of the sensations, the yogi should not "think", otherwise thoughts of
the above five elements will enter.

"Let us take an elercise, in-breathing and out-breathing called

in Pali as Anapana.. .. This exercise may be practised in the samatha
way or performed so as to realise Vipassana. For the Vipassana way,
breathe inand out. Fix the mind on the point of touch of breath.
Be aware only of the touch. Do not count, do not try to know the
degree of length of breath, and do not follow the breath into the body
or out into the beyond. For the Sunlun way' do this br'eathing in and
out as strenuously as possible. Be awar-e of the sensation at the point
of touch of breath. Then ward and watch this awareness with
mindfulness. Do not make a mental note of it. When the awareness is
guarded with mindfulness, thoughts are locked out, they cannot
(67 )

intrude. Thus no opportunity is offered for the formation of concepts,

images or ideas.

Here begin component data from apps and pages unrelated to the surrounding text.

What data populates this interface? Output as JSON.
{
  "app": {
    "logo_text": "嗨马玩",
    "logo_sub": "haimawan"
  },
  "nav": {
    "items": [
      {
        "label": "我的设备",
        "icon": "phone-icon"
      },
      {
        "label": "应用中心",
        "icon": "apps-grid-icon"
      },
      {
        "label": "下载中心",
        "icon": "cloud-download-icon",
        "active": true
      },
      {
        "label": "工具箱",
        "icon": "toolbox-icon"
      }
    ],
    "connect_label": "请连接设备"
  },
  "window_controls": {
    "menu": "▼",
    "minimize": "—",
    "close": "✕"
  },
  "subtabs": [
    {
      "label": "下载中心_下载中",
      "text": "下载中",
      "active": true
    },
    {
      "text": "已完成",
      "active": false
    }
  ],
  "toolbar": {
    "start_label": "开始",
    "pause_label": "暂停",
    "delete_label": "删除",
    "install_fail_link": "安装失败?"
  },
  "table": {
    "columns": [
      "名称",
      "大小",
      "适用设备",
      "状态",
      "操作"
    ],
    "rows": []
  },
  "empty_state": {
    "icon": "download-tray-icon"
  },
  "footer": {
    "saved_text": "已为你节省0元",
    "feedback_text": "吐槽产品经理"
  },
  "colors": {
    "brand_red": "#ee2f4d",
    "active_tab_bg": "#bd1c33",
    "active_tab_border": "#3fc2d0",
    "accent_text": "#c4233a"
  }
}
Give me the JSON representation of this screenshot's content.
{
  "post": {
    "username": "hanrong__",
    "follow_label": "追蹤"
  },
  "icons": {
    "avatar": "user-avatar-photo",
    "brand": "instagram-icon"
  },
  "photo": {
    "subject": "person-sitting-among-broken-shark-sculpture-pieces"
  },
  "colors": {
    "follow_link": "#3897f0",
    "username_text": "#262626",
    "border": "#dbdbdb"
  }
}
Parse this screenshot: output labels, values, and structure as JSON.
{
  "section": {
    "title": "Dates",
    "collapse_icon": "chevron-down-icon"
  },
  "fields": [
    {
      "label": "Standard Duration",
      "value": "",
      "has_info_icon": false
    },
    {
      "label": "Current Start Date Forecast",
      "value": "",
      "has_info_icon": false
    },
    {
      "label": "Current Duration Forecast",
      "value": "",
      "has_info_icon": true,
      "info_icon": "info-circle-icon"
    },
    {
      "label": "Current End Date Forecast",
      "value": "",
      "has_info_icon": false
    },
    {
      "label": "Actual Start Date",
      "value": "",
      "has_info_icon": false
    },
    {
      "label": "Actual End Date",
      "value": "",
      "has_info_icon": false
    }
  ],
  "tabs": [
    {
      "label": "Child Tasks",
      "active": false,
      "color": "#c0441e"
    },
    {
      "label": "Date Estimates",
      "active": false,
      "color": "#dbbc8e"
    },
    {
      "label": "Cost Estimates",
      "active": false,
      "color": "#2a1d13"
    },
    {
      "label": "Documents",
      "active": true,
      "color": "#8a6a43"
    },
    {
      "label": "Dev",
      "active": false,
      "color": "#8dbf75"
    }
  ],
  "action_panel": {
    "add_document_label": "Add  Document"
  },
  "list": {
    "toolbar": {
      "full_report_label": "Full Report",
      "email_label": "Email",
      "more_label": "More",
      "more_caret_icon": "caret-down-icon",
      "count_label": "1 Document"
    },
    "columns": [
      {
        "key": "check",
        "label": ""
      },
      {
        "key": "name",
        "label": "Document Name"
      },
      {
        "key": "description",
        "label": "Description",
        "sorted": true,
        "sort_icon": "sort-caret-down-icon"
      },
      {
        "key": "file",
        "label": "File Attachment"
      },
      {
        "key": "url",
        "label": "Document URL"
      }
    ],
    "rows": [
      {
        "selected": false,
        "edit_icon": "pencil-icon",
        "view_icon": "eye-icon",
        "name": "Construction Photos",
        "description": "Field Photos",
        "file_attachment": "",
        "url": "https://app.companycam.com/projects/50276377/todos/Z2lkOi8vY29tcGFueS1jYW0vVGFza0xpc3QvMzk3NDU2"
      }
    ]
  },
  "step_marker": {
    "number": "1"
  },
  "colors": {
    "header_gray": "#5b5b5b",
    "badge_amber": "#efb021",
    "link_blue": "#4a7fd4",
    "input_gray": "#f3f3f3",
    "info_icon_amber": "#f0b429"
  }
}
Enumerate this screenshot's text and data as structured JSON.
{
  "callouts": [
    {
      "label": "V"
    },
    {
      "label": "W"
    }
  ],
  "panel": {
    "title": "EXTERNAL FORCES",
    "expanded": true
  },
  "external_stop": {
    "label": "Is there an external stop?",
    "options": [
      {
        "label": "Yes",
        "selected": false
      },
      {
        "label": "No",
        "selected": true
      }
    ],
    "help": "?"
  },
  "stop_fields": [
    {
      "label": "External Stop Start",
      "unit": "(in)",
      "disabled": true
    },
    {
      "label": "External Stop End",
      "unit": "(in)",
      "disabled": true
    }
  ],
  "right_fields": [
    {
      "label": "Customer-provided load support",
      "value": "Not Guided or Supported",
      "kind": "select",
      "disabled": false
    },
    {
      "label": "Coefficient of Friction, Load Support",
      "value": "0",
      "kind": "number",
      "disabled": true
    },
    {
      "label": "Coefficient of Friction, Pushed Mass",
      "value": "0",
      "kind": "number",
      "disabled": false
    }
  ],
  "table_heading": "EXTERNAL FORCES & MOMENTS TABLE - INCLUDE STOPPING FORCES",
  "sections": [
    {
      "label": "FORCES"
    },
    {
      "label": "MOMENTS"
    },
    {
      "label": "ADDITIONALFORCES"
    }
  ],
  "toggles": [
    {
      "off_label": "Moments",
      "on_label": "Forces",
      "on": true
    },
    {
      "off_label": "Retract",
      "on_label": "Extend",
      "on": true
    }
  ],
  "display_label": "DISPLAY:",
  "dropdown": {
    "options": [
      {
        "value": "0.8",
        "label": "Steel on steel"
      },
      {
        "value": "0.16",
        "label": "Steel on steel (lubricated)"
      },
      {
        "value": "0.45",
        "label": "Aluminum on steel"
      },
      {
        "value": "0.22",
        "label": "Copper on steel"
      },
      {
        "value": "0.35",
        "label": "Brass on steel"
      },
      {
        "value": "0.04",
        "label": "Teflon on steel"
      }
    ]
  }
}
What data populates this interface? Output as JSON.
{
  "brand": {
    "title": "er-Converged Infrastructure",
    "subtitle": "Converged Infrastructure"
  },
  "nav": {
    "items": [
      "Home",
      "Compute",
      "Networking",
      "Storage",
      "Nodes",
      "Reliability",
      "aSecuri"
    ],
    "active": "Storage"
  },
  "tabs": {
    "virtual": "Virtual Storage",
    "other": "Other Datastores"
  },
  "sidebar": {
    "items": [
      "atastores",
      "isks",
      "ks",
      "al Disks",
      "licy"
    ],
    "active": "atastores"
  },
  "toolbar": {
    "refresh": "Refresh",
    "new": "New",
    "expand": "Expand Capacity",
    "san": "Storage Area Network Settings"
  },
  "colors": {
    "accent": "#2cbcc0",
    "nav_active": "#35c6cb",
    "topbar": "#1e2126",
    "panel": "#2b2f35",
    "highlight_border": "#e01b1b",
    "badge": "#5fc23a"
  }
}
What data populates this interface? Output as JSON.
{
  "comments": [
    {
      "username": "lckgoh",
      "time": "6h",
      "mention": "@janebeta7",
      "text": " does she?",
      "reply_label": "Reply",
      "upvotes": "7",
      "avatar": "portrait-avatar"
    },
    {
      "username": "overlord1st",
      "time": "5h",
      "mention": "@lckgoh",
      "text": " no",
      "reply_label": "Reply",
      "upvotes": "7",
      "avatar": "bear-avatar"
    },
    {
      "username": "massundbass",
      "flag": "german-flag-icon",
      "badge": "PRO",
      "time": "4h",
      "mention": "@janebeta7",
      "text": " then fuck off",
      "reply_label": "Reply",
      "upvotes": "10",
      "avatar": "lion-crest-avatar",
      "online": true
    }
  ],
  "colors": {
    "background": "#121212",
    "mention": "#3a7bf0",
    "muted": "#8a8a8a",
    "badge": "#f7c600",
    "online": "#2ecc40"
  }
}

"Our minds are ever so prone to create images and ideas that,
can we possibly get at processes as they are in themselves? The answer
is that it is possible to do so through Vipassana and the winning of
intuitive liberating knowledge by the Sunlun method.
"The yogi tends to be reflective i.e. to think about the task to
be done rather than doing it. Concepts, images and ideas belong to the
universe as it
is for us and therefore are concerned with samatha.
Only the Vipassana method when the touch alone is taken in its
bare awareness and this awareness guarded with mindfulness, is free
from ideas and images. Thereby the processes are got at directly in the
very moment of occurrence, as they are in themselves without the
distortion of thought.

"Thoughts always tend to intrude. The only way to keep up with

the processes, to be mindful of them, is toexercise vigilance through a
rigour of effort. That is why in a motto, the Sunlungukyaung Sayadaw
U Kawi said that we must be rigorously mindful of the awareness of
Every yogi who aspires to Nibbana should. bear this motto in

May all beings be happy.